[Items from a dataset]

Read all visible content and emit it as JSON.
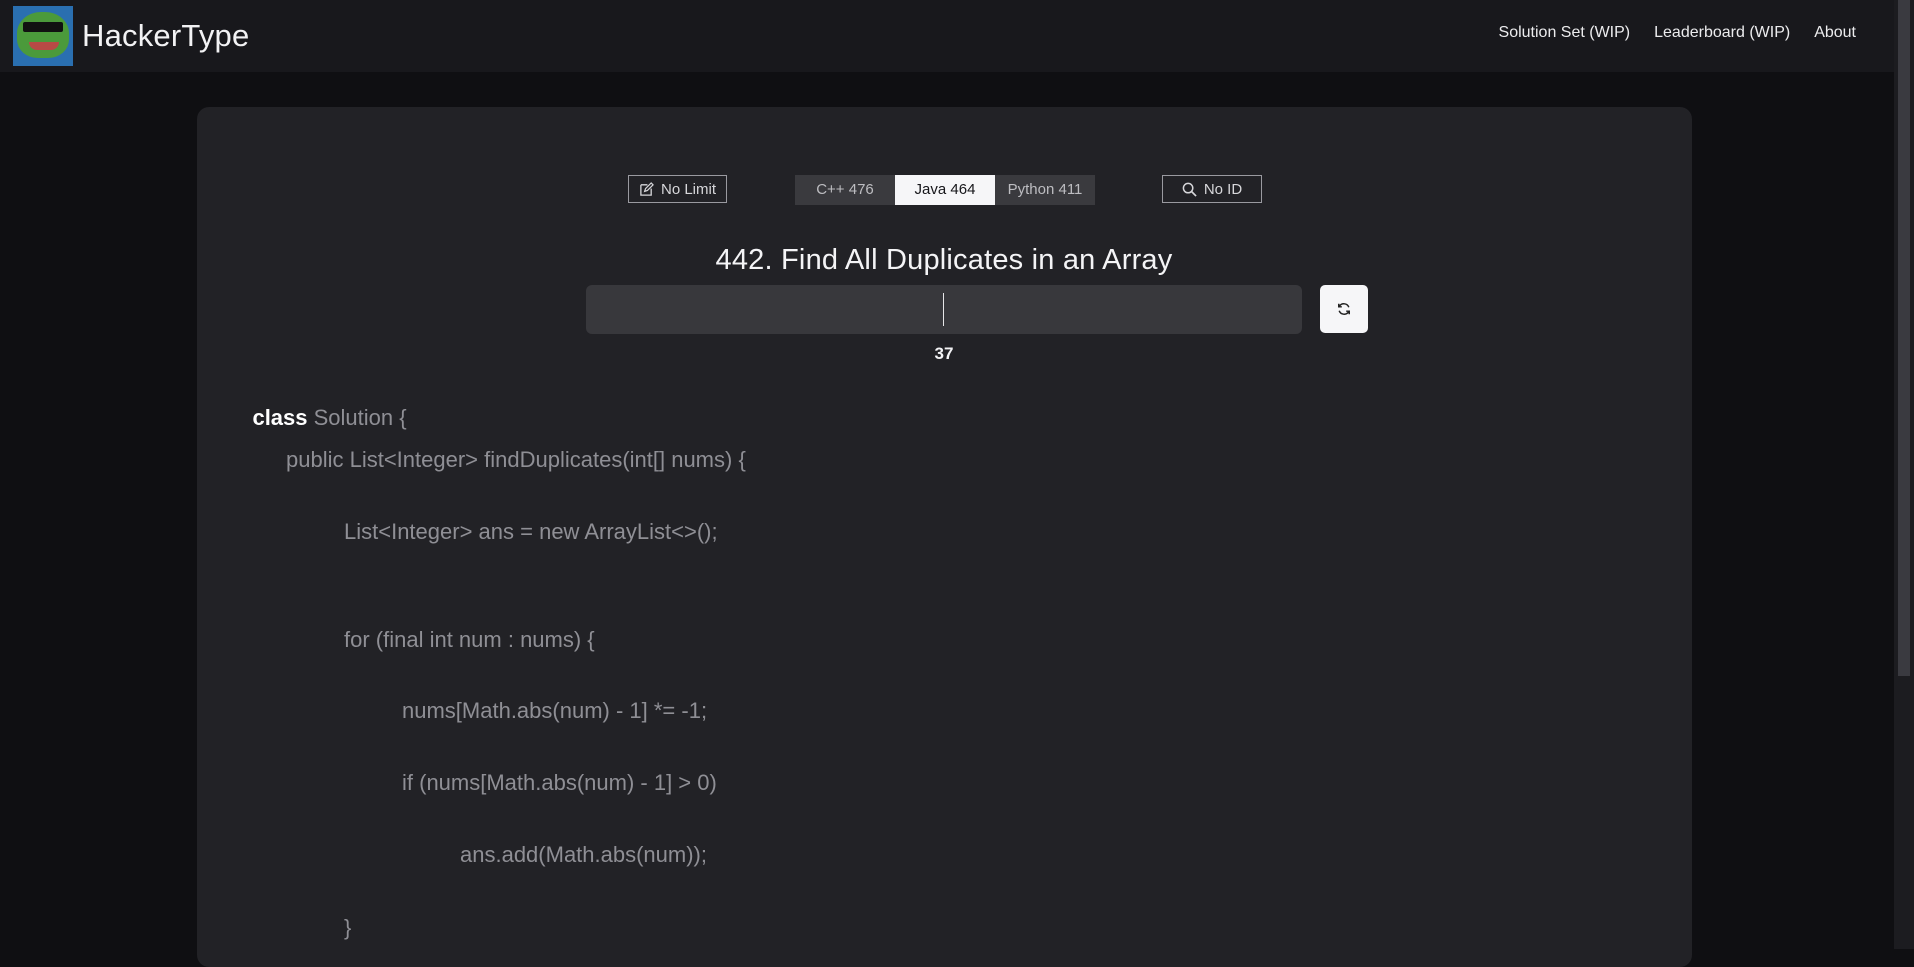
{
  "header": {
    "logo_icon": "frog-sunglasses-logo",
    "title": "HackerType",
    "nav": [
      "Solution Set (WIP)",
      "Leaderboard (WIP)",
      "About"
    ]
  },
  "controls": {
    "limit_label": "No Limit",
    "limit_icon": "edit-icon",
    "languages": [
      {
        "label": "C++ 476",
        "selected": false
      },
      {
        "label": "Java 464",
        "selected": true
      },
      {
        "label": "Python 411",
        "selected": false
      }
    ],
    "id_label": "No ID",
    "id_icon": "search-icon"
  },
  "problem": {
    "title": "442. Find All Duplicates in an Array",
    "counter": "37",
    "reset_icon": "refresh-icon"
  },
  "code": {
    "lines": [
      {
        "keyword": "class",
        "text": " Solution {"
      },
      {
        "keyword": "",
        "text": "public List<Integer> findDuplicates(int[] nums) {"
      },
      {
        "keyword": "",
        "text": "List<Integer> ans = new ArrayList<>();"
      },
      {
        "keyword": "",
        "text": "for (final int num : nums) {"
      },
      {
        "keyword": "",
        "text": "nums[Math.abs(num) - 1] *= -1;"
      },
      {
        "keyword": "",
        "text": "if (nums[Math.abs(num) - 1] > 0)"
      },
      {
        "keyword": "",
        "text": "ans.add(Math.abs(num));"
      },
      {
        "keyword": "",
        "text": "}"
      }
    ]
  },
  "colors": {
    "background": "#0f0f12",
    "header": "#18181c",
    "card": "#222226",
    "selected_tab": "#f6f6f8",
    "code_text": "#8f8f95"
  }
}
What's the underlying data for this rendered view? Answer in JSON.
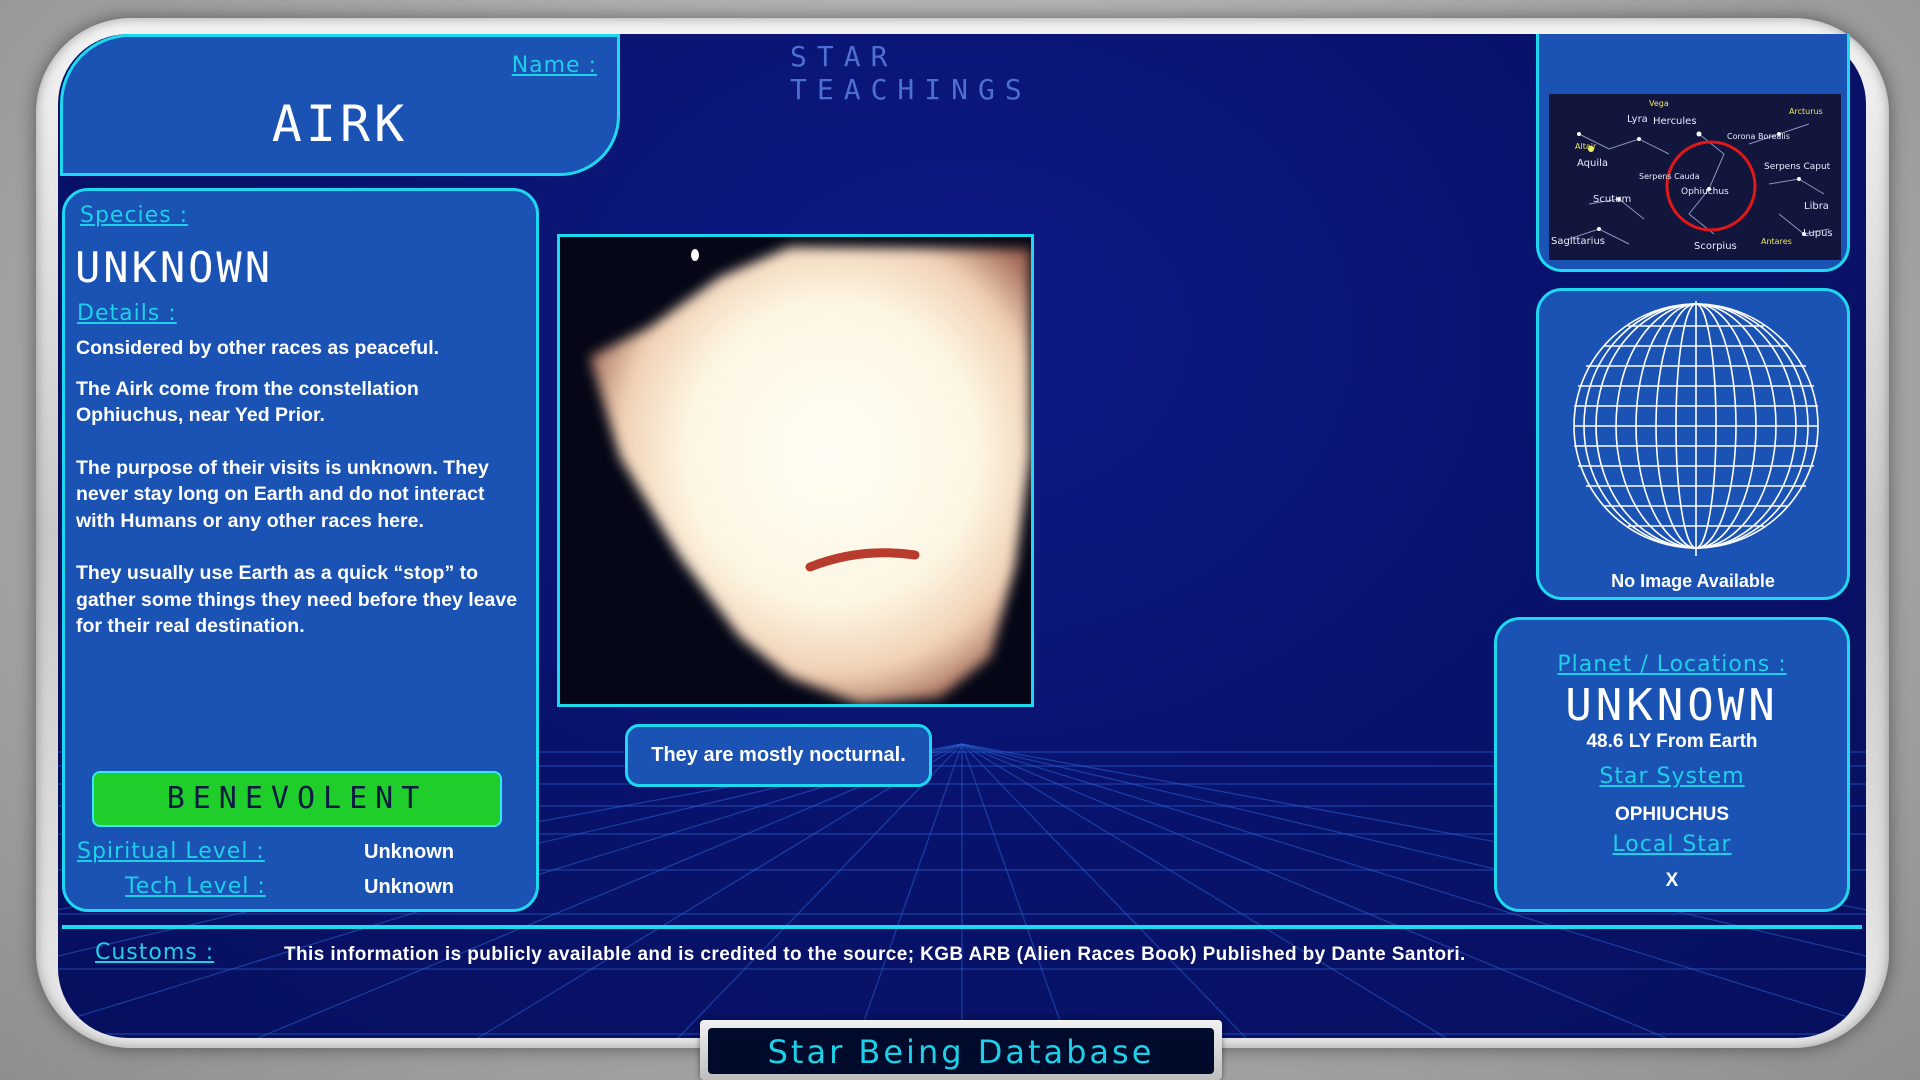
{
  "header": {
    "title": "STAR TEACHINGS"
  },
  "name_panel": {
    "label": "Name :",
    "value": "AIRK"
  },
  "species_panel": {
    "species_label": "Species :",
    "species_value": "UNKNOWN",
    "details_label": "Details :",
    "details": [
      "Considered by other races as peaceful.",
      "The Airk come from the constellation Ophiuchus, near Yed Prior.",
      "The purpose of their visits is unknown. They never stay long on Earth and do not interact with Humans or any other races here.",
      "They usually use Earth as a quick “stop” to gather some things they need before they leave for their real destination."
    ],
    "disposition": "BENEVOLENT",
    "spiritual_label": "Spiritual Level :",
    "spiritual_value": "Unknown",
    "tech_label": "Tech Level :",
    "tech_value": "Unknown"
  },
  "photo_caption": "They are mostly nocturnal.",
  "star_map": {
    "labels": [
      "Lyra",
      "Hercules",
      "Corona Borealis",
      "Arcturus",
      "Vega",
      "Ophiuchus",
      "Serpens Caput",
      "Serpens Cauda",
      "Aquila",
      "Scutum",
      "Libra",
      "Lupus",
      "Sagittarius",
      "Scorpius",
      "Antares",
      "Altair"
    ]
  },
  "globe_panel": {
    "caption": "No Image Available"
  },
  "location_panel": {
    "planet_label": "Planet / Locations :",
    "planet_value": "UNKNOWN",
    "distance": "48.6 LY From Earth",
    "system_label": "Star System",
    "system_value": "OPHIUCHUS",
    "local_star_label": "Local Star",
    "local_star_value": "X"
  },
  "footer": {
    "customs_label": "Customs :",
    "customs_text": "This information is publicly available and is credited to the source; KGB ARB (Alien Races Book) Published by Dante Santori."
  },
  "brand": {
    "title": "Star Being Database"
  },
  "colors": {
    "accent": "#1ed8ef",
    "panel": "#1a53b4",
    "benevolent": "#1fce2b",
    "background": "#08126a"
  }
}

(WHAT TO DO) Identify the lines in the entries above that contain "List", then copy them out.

(SOLUTION TO THE PROBLEM)
        "text": "public List<Integer> findDuplicates(int[] nums) {"
        "text": "List<Integer> ans = new ArrayList<>();"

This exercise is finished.